*** Opening of DATA PROVIDED ***
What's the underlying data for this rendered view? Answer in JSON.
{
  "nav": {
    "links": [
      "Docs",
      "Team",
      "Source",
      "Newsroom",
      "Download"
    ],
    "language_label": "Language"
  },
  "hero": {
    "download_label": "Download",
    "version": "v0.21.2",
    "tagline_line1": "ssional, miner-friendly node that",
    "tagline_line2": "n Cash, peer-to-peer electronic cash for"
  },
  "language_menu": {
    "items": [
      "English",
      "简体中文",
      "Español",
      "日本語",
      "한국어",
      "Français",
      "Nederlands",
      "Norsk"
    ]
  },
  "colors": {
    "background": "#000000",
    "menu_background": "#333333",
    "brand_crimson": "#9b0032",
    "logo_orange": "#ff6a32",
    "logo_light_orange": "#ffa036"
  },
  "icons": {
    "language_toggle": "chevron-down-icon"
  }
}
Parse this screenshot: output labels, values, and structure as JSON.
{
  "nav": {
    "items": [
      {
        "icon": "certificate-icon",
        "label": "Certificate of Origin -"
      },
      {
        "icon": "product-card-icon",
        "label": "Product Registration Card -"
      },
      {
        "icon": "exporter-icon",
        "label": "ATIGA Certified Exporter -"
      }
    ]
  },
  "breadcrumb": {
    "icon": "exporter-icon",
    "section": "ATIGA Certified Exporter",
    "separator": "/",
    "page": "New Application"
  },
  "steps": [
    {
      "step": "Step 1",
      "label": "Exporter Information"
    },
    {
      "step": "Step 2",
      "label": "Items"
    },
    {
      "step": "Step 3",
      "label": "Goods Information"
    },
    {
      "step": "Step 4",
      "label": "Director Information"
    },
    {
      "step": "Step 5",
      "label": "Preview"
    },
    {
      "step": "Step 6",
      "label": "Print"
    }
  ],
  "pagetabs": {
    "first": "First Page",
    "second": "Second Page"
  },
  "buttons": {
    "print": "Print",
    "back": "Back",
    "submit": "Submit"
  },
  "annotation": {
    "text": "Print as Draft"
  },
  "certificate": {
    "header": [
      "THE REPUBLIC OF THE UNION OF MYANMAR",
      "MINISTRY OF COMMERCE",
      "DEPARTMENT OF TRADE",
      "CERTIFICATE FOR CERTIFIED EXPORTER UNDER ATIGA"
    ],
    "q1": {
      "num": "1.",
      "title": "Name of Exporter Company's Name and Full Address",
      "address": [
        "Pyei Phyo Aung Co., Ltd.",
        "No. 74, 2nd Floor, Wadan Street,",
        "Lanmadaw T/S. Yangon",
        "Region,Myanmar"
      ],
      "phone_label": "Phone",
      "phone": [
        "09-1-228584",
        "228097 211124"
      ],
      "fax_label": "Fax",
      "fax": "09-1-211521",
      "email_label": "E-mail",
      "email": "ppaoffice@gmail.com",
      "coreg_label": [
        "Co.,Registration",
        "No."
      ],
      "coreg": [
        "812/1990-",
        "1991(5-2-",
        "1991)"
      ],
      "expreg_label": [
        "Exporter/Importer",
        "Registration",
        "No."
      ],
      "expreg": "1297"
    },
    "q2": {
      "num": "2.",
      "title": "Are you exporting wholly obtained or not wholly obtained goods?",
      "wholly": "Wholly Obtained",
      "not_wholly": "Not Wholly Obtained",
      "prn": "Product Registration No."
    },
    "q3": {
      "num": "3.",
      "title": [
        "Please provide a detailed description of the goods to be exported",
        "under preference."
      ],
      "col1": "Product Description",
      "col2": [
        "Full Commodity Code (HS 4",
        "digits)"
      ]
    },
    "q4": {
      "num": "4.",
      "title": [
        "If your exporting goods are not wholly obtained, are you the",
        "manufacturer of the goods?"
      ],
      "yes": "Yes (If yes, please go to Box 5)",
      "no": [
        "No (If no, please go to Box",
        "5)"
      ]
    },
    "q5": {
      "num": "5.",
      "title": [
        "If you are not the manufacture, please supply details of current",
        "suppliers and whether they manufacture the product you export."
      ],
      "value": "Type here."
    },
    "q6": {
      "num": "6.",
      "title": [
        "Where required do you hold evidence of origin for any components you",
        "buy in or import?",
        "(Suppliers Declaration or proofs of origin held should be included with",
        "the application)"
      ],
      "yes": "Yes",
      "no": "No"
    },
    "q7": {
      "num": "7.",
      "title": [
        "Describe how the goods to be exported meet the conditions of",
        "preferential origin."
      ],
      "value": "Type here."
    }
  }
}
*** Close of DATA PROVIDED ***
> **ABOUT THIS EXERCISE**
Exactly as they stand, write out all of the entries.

> **EXPECTED OUTPUT**
What's the underlying data for this rendered view? Answer in JSON.
{
  "nav": {
    "links": [
      "Docs",
      "Team",
      "Source",
      "Newsroom",
      "Download"
    ],
    "language_label": "Language"
  },
  "hero": {
    "download_label": "Download",
    "version": "v0.21.2",
    "tagline_line1": "ssional, miner-friendly node that",
    "tagline_line2": "n Cash, peer-to-peer electronic cash for"
  },
  "language_menu": {
    "items": [
      "English",
      "简体中文",
      "Español",
      "日本語",
      "한국어",
      "Français",
      "Nederlands",
      "Norsk"
    ]
  },
  "colors": {
    "background": "#000000",
    "menu_background": "#333333",
    "brand_crimson": "#9b0032",
    "logo_orange": "#ff6a32",
    "logo_light_orange": "#ffa036"
  },
  "icons": {
    "language_toggle": "chevron-down-icon"
  }
}
Parse this screenshot: output labels, values, and structure as JSON.
{
  "nav": {
    "items": [
      {
        "icon": "certificate-icon",
        "label": "Certificate of Origin -"
      },
      {
        "icon": "product-card-icon",
        "label": "Product Registration Card -"
      },
      {
        "icon": "exporter-icon",
        "label": "ATIGA Certified Exporter -"
      }
    ]
  },
  "breadcrumb": {
    "icon": "exporter-icon",
    "section": "ATIGA Certified Exporter",
    "separator": "/",
    "page": "New Application"
  },
  "steps": [
    {
      "step": "Step 1",
      "label": "Exporter Information"
    },
    {
      "step": "Step 2",
      "label": "Items"
    },
    {
      "step": "Step 3",
      "label": "Goods Information"
    },
    {
      "step": "Step 4",
      "label": "Director Information"
    },
    {
      "step": "Step 5",
      "label": "Preview"
    },
    {
      "step": "Step 6",
      "label": "Print"
    }
  ],
  "pagetabs": {
    "first": "First Page",
    "second": "Second Page"
  },
  "buttons": {
    "print": "Print",
    "back": "Back",
    "submit": "Submit"
  },
  "annotation": {
    "text": "Print as Draft"
  },
  "certificate": {
    "header": [
      "THE REPUBLIC OF THE UNION OF MYANMAR",
      "MINISTRY OF COMMERCE",
      "DEPARTMENT OF TRADE",
      "CERTIFICATE FOR CERTIFIED EXPORTER UNDER ATIGA"
    ],
    "q1": {
      "num": "1.",
      "title": "Name of Exporter Company's Name and Full Address",
      "address": [
        "Pyei Phyo Aung Co., Ltd.",
        "No. 74, 2nd Floor, Wadan Street,",
        "Lanmadaw T/S. Yangon",
        "Region,Myanmar"
      ],
      "phone_label": "Phone",
      "phone": [
        "09-1-228584",
        "228097 211124"
      ],
      "fax_label": "Fax",
      "fax": "09-1-211521",
      "email_label": "E-mail",
      "email": "ppaoffice@gmail.com",
      "coreg_label": [
        "Co.,Registration",
        "No."
      ],
      "coreg": [
        "812/1990-",
        "1991(5-2-",
        "1991)"
      ],
      "expreg_label": [
        "Exporter/Importer",
        "Registration",
        "No."
      ],
      "expreg": "1297"
    },
    "q2": {
      "num": "2.",
      "title": "Are you exporting wholly obtained or not wholly obtained goods?",
      "wholly": "Wholly Obtained",
      "not_wholly": "Not Wholly Obtained",
      "prn": "Product Registration No."
    },
    "q3": {
      "num": "3.",
      "title": [
        "Please provide a detailed description of the goods to be exported",
        "under preference."
      ],
      "col1": "Product Description",
      "col2": [
        "Full Commodity Code (HS 4",
        "digits)"
      ]
    },
    "q4": {
      "num": "4.",
      "title": [
        "If your exporting goods are not wholly obtained, are you the",
        "manufacturer of the goods?"
      ],
      "yes": "Yes (If yes, please go to Box 5)",
      "no": [
        "No (If no, please go to Box",
        "5)"
      ]
    },
    "q5": {
      "num": "5.",
      "title": [
        "If you are not the manufacture, please supply details of current",
        "suppliers and whether they manufacture the product you export."
      ],
      "value": "Type here."
    },
    "q6": {
      "num": "6.",
      "title": [
        "Where required do you hold evidence of origin for any components you",
        "buy in or import?",
        "(Suppliers Declaration or proofs of origin held should be included with",
        "the application)"
      ],
      "yes": "Yes",
      "no": "No"
    },
    "q7": {
      "num": "7.",
      "title": [
        "Describe how the goods to be exported meet the conditions of",
        "preferential origin."
      ],
      "value": "Type here."
    }
  }
}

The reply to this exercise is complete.